Problem details
Repeat the records exactly, minus the pictures.
********
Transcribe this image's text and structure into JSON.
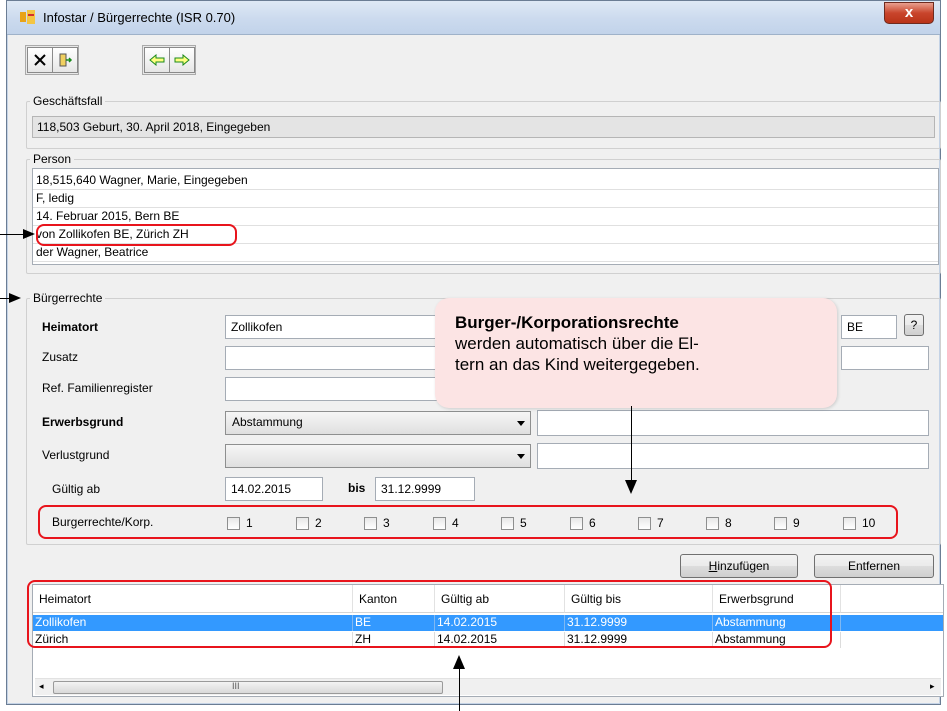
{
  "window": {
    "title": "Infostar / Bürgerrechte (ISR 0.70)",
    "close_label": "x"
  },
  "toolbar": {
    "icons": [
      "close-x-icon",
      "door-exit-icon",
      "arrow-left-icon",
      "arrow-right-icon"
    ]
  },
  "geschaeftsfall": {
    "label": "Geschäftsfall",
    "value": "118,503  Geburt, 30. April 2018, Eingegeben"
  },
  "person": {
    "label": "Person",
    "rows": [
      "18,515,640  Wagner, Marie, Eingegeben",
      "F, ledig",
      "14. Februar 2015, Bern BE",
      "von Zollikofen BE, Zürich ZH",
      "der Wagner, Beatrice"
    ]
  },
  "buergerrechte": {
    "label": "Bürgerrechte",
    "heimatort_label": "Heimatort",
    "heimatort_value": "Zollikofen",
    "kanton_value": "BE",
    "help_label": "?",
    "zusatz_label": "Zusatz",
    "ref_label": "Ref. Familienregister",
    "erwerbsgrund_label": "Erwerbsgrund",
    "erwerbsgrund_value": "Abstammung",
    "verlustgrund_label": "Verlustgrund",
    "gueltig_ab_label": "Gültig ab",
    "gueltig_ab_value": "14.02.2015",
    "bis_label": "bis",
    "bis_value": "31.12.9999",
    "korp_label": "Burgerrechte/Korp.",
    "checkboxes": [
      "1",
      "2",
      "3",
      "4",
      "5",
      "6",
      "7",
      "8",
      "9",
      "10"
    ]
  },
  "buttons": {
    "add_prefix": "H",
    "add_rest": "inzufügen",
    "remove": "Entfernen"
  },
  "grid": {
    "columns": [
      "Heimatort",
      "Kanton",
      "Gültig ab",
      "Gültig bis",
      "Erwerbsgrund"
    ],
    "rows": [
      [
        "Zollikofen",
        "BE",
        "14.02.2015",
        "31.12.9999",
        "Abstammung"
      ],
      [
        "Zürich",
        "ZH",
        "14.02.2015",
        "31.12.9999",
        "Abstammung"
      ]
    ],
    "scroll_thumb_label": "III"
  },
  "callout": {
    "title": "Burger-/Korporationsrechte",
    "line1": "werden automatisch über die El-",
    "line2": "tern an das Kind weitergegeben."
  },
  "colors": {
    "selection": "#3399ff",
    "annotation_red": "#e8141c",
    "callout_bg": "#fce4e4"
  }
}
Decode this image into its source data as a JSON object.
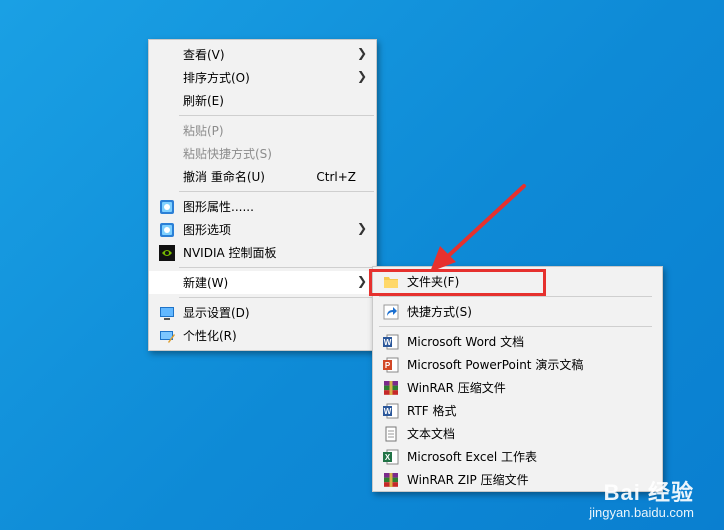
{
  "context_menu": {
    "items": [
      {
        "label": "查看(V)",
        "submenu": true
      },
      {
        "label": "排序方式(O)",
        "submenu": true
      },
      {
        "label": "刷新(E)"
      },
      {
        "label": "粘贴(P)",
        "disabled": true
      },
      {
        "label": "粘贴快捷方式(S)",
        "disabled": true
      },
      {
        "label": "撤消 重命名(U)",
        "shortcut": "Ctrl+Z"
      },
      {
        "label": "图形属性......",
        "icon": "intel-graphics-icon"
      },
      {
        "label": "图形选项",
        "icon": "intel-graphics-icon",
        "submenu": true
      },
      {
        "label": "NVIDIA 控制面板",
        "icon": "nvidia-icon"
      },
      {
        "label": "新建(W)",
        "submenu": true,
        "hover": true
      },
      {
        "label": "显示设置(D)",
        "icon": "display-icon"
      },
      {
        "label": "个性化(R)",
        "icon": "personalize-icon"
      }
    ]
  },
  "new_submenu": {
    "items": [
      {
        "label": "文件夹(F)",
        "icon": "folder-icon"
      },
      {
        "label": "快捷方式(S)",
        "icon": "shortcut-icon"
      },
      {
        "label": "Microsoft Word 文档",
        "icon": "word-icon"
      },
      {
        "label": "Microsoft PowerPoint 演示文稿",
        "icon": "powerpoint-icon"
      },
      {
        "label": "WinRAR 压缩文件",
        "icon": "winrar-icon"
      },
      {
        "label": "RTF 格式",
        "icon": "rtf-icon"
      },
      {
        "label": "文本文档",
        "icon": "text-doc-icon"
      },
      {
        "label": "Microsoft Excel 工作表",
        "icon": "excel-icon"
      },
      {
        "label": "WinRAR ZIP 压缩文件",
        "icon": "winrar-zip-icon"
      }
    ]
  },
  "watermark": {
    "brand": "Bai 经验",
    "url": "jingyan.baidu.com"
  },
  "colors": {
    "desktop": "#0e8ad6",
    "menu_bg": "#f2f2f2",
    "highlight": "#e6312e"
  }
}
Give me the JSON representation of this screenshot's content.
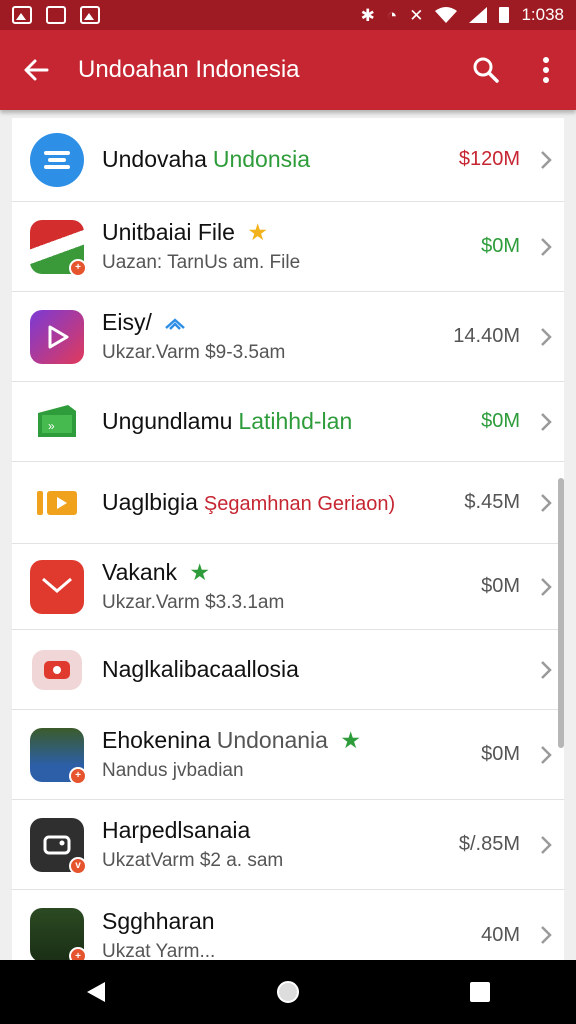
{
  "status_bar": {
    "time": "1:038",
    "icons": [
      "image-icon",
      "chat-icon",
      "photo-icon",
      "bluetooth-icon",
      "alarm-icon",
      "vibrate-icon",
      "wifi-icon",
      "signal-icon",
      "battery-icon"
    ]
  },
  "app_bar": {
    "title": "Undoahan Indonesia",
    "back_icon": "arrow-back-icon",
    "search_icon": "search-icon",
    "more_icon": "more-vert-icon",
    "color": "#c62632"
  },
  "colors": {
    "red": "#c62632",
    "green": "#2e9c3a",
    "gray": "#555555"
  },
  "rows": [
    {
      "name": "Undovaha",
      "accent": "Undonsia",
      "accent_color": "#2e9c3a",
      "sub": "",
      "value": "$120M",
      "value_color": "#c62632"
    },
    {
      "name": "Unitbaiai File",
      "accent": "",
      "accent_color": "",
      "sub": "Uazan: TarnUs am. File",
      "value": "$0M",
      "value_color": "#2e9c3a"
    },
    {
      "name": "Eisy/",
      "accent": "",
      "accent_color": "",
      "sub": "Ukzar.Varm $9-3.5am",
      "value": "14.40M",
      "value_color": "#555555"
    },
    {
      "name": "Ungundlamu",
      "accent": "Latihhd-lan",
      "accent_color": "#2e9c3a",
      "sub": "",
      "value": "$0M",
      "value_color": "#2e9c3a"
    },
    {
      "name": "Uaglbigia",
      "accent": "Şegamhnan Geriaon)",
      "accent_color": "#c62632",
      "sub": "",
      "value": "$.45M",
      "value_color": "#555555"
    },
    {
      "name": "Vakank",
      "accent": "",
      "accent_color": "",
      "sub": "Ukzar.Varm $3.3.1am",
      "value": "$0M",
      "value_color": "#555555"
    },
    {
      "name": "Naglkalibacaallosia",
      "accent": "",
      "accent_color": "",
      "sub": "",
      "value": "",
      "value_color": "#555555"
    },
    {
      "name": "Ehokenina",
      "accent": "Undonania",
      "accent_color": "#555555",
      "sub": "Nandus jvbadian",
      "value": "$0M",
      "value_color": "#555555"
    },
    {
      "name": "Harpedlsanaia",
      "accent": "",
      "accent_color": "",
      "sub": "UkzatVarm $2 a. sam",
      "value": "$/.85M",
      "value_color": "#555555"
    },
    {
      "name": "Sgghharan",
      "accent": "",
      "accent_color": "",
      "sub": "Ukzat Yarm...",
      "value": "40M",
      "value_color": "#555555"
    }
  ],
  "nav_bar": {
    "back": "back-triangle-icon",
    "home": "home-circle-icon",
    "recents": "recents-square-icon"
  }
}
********
Your solution
Transcribe this image's text and structure into JSON.
{
  "window": {
    "title": "Infostar / Bürgerrechte (ISR 0.70)",
    "close_label": "x"
  },
  "toolbar": {
    "icons": [
      "close-x-icon",
      "door-exit-icon",
      "arrow-left-icon",
      "arrow-right-icon"
    ]
  },
  "geschaeftsfall": {
    "label": "Geschäftsfall",
    "value": "118,503  Geburt, 30. April 2018, Eingegeben"
  },
  "person": {
    "label": "Person",
    "rows": [
      "18,515,640  Wagner, Marie, Eingegeben",
      "F, ledig",
      "14. Februar 2015, Bern BE",
      "von Zollikofen BE, Zürich ZH",
      "der Wagner, Beatrice"
    ]
  },
  "buergerrechte": {
    "label": "Bürgerrechte",
    "heimatort_label": "Heimatort",
    "heimatort_value": "Zollikofen",
    "kanton_value": "BE",
    "help_label": "?",
    "zusatz_label": "Zusatz",
    "ref_label": "Ref. Familienregister",
    "erwerbsgrund_label": "Erwerbsgrund",
    "erwerbsgrund_value": "Abstammung",
    "verlustgrund_label": "Verlustgrund",
    "gueltig_ab_label": "Gültig ab",
    "gueltig_ab_value": "14.02.2015",
    "bis_label": "bis",
    "bis_value": "31.12.9999",
    "korp_label": "Burgerrechte/Korp.",
    "checkboxes": [
      "1",
      "2",
      "3",
      "4",
      "5",
      "6",
      "7",
      "8",
      "9",
      "10"
    ]
  },
  "buttons": {
    "add_prefix": "H",
    "add_rest": "inzufügen",
    "remove": "Entfernen"
  },
  "grid": {
    "columns": [
      "Heimatort",
      "Kanton",
      "Gültig ab",
      "Gültig bis",
      "Erwerbsgrund"
    ],
    "rows": [
      [
        "Zollikofen",
        "BE",
        "14.02.2015",
        "31.12.9999",
        "Abstammung"
      ],
      [
        "Zürich",
        "ZH",
        "14.02.2015",
        "31.12.9999",
        "Abstammung"
      ]
    ],
    "scroll_thumb_label": "III"
  },
  "callout": {
    "title": "Burger-/Korporationsrechte",
    "line1": "werden automatisch über die El-",
    "line2": "tern an das Kind weitergegeben."
  },
  "colors": {
    "selection": "#3399ff",
    "annotation_red": "#e8141c",
    "callout_bg": "#fce4e4"
  }
}
Decode this image into its source data as a JSON object.
{
  "context_menu": {
    "items": [
      {
        "label": "查看(V)",
        "submenu": true
      },
      {
        "label": "排序方式(O)",
        "submenu": true
      },
      {
        "label": "刷新(E)"
      },
      {
        "label": "粘贴(P)",
        "disabled": true
      },
      {
        "label": "粘贴快捷方式(S)",
        "disabled": true
      },
      {
        "label": "撤消 重命名(U)",
        "shortcut": "Ctrl+Z"
      },
      {
        "label": "图形属性......",
        "icon": "intel-graphics-icon"
      },
      {
        "label": "图形选项",
        "icon": "intel-graphics-icon",
        "submenu": true
      },
      {
        "label": "NVIDIA 控制面板",
        "icon": "nvidia-icon"
      },
      {
        "label": "新建(W)",
        "submenu": true,
        "hover": true
      },
      {
        "label": "显示设置(D)",
        "icon": "display-icon"
      },
      {
        "label": "个性化(R)",
        "icon": "personalize-icon"
      }
    ]
  },
  "new_submenu": {
    "items": [
      {
        "label": "文件夹(F)",
        "icon": "folder-icon"
      },
      {
        "label": "快捷方式(S)",
        "icon": "shortcut-icon"
      },
      {
        "label": "Microsoft Word 文档",
        "icon": "word-icon"
      },
      {
        "label": "Microsoft PowerPoint 演示文稿",
        "icon": "powerpoint-icon"
      },
      {
        "label": "WinRAR 压缩文件",
        "icon": "winrar-icon"
      },
      {
        "label": "RTF 格式",
        "icon": "rtf-icon"
      },
      {
        "label": "文本文档",
        "icon": "text-doc-icon"
      },
      {
        "label": "Microsoft Excel 工作表",
        "icon": "excel-icon"
      },
      {
        "label": "WinRAR ZIP 压缩文件",
        "icon": "winrar-zip-icon"
      }
    ]
  },
  "watermark": {
    "brand": "Bai 经验",
    "url": "jingyan.baidu.com"
  },
  "colors": {
    "desktop": "#0e8ad6",
    "menu_bg": "#f2f2f2",
    "highlight": "#e6312e"
  }
}
Give me the JSON representation of this screenshot's content.
{
  "status_bar": {
    "time": "1:038",
    "icons": [
      "image-icon",
      "chat-icon",
      "photo-icon",
      "bluetooth-icon",
      "alarm-icon",
      "vibrate-icon",
      "wifi-icon",
      "signal-icon",
      "battery-icon"
    ]
  },
  "app_bar": {
    "title": "Undoahan Indonesia",
    "back_icon": "arrow-back-icon",
    "search_icon": "search-icon",
    "more_icon": "more-vert-icon",
    "color": "#c62632"
  },
  "colors": {
    "red": "#c62632",
    "green": "#2e9c3a",
    "gray": "#555555"
  },
  "rows": [
    {
      "name": "Undovaha",
      "accent": "Undonsia",
      "accent_color": "#2e9c3a",
      "sub": "",
      "value": "$120M",
      "value_color": "#c62632"
    },
    {
      "name": "Unitbaiai File",
      "accent": "",
      "accent_color": "",
      "sub": "Uazan: TarnUs am. File",
      "value": "$0M",
      "value_color": "#2e9c3a"
    },
    {
      "name": "Eisy/",
      "accent": "",
      "accent_color": "",
      "sub": "Ukzar.Varm $9-3.5am",
      "value": "14.40M",
      "value_color": "#555555"
    },
    {
      "name": "Ungundlamu",
      "accent": "Latihhd-lan",
      "accent_color": "#2e9c3a",
      "sub": "",
      "value": "$0M",
      "value_color": "#2e9c3a"
    },
    {
      "name": "Uaglbigia",
      "accent": "Şegamhnan Geriaon)",
      "accent_color": "#c62632",
      "sub": "",
      "value": "$.45M",
      "value_color": "#555555"
    },
    {
      "name": "Vakank",
      "accent": "",
      "accent_color": "",
      "sub": "Ukzar.Varm $3.3.1am",
      "value": "$0M",
      "value_color": "#555555"
    },
    {
      "name": "Naglkalibacaallosia",
      "accent": "",
      "accent_color": "",
      "sub": "",
      "value": "",
      "value_color": "#555555"
    },
    {
      "name": "Ehokenina",
      "accent": "Undonania",
      "accent_color": "#555555",
      "sub": "Nandus jvbadian",
      "value": "$0M",
      "value_color": "#555555"
    },
    {
      "name": "Harpedlsanaia",
      "accent": "",
      "accent_color": "",
      "sub": "UkzatVarm $2 a. sam",
      "value": "$/.85M",
      "value_color": "#555555"
    },
    {
      "name": "Sgghharan",
      "accent": "",
      "accent_color": "",
      "sub": "Ukzat Yarm...",
      "value": "40M",
      "value_color": "#555555"
    }
  ],
  "nav_bar": {
    "back": "back-triangle-icon",
    "home": "home-circle-icon",
    "recents": "recents-square-icon"
  }
}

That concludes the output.